__EXERCISE AIM__.
Figure out how many lines in these records contain "this". Only the number belongs in the reply.

__LISTED RECORDS__.
==*==

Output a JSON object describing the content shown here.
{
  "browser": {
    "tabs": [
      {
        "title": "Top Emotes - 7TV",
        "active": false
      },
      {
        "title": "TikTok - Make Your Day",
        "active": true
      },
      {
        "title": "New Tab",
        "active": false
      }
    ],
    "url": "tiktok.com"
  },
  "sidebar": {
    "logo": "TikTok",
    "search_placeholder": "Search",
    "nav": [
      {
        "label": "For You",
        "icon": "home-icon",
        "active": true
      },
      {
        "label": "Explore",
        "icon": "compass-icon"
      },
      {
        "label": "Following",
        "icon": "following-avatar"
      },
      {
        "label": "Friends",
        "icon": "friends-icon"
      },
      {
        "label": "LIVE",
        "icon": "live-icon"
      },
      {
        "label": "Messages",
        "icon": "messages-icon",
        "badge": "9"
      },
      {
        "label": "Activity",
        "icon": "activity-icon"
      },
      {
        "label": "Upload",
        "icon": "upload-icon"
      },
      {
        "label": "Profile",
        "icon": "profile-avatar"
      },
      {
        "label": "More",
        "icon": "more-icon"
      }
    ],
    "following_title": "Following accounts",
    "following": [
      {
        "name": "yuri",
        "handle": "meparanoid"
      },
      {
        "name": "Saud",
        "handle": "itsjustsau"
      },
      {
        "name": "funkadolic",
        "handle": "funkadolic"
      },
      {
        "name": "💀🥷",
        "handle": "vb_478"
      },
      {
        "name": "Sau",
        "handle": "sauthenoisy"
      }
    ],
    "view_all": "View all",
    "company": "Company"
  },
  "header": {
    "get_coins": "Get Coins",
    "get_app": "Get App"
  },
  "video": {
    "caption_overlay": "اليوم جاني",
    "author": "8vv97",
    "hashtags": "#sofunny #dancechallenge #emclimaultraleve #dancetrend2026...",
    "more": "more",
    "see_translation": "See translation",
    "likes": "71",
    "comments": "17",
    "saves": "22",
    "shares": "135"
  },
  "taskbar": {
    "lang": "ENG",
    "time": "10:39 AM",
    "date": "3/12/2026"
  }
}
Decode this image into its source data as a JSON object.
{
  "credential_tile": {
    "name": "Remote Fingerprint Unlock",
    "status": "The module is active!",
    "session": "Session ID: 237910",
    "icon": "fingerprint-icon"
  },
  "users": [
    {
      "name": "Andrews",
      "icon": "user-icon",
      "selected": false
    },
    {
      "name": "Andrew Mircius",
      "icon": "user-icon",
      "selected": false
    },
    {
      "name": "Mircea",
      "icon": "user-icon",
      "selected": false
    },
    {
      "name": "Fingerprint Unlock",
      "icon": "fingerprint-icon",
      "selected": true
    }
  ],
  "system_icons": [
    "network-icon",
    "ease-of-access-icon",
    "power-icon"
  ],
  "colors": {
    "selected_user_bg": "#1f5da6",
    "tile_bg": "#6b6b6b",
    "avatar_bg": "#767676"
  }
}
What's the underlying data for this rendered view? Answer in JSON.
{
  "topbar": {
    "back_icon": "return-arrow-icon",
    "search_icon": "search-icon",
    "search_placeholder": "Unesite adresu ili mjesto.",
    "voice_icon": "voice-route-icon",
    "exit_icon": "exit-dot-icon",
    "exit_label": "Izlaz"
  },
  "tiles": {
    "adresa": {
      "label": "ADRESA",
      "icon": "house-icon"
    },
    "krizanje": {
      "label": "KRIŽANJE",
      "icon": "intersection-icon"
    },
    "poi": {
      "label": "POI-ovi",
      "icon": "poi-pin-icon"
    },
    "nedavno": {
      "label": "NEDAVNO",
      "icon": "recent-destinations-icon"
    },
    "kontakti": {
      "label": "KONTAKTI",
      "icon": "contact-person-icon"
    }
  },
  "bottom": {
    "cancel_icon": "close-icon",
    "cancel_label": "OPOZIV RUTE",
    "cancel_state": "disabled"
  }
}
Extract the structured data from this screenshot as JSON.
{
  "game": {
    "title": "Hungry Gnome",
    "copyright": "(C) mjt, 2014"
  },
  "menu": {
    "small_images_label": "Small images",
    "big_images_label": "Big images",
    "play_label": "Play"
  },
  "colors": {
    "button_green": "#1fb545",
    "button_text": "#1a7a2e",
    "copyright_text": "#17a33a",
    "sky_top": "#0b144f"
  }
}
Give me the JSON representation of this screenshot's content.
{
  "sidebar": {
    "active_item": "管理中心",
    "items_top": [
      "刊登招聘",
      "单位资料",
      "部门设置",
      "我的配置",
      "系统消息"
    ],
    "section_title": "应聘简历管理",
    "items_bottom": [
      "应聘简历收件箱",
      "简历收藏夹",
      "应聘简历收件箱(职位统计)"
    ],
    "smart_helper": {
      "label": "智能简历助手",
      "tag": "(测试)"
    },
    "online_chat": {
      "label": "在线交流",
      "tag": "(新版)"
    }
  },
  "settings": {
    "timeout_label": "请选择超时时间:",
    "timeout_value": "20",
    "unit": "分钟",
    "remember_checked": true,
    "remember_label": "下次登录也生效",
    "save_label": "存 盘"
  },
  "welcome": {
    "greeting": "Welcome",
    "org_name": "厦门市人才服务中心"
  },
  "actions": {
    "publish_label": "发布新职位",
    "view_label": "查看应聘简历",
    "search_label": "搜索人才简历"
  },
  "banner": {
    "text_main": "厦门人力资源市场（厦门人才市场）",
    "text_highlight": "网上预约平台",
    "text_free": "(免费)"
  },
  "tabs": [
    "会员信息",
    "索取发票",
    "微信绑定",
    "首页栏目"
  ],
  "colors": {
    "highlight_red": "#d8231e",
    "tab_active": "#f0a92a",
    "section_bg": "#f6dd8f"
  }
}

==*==

__ANSWER AREA__.
4